Perhaps in the "normal" world, LASIK and/or PRK centers aren't as picky!!!
Byers Eye Institute @ Stanford University School of Medicine performs lasik so its no surprise that their study "found" the results they wanted:
http://www.nice.org.uk/CG85 National Institute of Clinical Excellence - Diagnosis and management of chronic open angle glaucoma and ocular hypertension
`Consider offering people with COAG who are intolerant to a prescribed medication: alternative pharmacological treatment (a prostaglandin analogue, beta-blocker, carbonic anhydrase inhibitor or sympathomimetic) or a preservative-free preparation if there is evidence that the person is allergic to the preservative.'
NB ocular hypertenson is extended here to include chronic inflammation, and that anyone with a risk of raised eye pressure through chronic inflammation or use of steroid eyedrops is entitled to frequent eye pressure checks, NHS. When the eye pressure is raised, an optometrist must refer to an ophthalmologist and the ophthalmologist must provide a management plan. The optometrist must be qualified to identify clinical changes and must refer them (College of Optometrist guidelines). Clinical changes for which they must refer include intraocular pressure above 21mmHg, signs on optic nerve heads and fundus.

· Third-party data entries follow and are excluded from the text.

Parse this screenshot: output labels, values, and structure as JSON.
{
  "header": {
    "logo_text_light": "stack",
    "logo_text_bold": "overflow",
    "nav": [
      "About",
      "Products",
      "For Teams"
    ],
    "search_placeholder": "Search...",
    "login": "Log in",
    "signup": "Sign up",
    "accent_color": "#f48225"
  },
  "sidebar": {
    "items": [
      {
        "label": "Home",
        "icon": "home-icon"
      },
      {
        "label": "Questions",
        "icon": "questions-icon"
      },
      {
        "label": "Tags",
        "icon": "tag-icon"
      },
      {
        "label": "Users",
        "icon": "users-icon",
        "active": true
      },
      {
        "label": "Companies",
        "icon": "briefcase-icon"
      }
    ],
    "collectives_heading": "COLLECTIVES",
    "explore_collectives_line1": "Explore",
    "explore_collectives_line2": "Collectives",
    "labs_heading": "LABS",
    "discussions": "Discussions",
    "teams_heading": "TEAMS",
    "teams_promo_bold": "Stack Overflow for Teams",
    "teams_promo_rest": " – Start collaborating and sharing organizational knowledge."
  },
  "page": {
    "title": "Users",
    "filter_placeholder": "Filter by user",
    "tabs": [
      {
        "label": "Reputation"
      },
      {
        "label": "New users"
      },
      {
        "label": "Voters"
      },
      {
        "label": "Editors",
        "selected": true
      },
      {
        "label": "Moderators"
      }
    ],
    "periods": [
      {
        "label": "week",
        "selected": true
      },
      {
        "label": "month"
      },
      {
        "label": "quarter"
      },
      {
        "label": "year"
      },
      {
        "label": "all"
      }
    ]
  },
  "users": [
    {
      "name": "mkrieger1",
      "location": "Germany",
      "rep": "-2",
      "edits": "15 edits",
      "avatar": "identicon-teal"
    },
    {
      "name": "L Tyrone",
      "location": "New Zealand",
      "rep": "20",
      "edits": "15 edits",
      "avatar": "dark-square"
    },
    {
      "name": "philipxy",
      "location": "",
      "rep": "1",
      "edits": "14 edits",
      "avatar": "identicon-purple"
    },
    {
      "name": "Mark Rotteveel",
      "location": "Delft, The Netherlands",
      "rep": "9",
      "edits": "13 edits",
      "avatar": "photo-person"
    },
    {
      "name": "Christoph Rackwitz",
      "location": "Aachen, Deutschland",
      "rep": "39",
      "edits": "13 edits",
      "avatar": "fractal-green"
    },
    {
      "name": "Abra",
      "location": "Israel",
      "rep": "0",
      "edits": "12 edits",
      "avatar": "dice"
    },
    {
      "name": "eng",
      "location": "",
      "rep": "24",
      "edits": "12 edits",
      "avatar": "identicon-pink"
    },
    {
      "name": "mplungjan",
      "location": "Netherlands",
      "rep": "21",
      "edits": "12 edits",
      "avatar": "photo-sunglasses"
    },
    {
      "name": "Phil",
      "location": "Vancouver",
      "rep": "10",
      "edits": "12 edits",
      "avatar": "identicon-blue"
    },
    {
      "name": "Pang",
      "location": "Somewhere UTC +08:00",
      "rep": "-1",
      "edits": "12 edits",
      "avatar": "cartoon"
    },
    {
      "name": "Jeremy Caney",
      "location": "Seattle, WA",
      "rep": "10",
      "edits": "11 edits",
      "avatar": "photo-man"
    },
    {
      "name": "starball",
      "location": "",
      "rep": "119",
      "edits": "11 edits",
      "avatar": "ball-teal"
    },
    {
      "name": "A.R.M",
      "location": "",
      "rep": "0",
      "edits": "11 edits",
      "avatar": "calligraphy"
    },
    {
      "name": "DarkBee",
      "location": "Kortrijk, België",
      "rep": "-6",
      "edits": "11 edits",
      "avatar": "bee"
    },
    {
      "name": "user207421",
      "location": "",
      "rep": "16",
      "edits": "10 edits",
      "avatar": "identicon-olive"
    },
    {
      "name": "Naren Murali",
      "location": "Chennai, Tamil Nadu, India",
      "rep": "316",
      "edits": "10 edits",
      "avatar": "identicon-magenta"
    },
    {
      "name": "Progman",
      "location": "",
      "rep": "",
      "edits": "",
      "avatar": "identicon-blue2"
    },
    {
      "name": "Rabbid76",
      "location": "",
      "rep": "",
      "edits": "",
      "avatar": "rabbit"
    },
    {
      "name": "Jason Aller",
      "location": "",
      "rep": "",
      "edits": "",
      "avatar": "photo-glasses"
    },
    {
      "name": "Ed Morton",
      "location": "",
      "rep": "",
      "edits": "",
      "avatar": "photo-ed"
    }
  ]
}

A list of qualified optometrists providing co-care services in the 'community' is provided by the Primary Care Trust or Clinical Commissioning Group.
or, I should have said, lack of effectiveness. Judy

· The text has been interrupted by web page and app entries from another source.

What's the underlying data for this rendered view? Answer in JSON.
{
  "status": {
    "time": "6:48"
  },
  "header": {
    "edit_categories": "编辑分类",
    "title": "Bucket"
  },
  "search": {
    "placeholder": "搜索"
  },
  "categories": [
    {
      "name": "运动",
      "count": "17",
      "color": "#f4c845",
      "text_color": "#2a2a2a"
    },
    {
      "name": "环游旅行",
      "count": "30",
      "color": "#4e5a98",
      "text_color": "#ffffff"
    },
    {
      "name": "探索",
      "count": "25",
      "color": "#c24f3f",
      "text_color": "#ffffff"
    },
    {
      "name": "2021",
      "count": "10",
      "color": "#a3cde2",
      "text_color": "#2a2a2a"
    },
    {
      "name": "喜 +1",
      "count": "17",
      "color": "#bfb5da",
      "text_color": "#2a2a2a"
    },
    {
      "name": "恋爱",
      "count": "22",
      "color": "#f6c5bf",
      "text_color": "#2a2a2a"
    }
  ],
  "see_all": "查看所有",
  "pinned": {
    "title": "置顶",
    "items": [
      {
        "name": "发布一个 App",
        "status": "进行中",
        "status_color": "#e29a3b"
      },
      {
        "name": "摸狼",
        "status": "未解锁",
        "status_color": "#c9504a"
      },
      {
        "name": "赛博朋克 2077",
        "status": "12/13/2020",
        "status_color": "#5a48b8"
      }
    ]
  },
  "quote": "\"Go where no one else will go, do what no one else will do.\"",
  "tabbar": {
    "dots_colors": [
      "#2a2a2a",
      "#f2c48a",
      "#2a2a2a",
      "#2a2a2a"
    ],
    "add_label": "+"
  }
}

Thanks for posting this update on the effectiveness of TearLab in diagnosing dry eye, Rebecca. Judy